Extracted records
-- Opening Marker --

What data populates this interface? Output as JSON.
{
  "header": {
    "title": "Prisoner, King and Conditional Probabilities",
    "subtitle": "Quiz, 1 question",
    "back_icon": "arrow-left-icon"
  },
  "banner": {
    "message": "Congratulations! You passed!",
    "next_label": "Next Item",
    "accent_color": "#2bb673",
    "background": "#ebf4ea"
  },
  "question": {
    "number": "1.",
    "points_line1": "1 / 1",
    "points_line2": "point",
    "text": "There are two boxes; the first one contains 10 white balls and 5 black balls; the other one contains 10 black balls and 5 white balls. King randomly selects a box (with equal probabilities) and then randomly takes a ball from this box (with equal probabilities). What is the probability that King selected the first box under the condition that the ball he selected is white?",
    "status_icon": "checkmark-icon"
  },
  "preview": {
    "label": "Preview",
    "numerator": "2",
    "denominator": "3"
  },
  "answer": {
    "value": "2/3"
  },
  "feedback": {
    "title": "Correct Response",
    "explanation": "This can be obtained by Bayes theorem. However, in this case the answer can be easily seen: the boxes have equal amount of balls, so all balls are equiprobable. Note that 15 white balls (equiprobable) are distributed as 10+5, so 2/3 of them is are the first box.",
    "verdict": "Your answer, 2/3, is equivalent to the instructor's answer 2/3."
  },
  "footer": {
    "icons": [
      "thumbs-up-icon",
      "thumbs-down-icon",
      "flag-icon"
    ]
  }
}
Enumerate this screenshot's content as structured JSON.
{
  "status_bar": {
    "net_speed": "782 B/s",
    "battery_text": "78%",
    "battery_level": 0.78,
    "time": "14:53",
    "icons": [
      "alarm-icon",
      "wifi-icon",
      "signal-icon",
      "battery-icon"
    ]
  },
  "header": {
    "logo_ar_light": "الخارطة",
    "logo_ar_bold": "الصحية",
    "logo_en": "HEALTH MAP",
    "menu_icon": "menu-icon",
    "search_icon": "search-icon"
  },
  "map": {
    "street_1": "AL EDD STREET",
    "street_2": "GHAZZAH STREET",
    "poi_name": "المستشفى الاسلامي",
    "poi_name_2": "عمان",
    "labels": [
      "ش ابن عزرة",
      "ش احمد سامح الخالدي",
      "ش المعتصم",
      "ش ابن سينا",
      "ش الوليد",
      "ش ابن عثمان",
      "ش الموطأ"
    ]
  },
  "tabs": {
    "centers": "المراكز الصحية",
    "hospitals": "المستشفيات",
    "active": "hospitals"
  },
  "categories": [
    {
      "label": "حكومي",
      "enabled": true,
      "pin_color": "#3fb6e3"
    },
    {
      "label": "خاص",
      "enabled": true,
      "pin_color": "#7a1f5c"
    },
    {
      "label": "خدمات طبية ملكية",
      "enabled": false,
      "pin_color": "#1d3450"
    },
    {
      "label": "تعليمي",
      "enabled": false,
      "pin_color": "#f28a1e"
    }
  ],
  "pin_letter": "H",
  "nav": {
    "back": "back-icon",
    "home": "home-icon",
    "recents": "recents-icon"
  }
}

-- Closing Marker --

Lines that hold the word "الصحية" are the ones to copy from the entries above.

    "logo_ar_bold": "الصحية",
    "centers": "المراكز الصحية",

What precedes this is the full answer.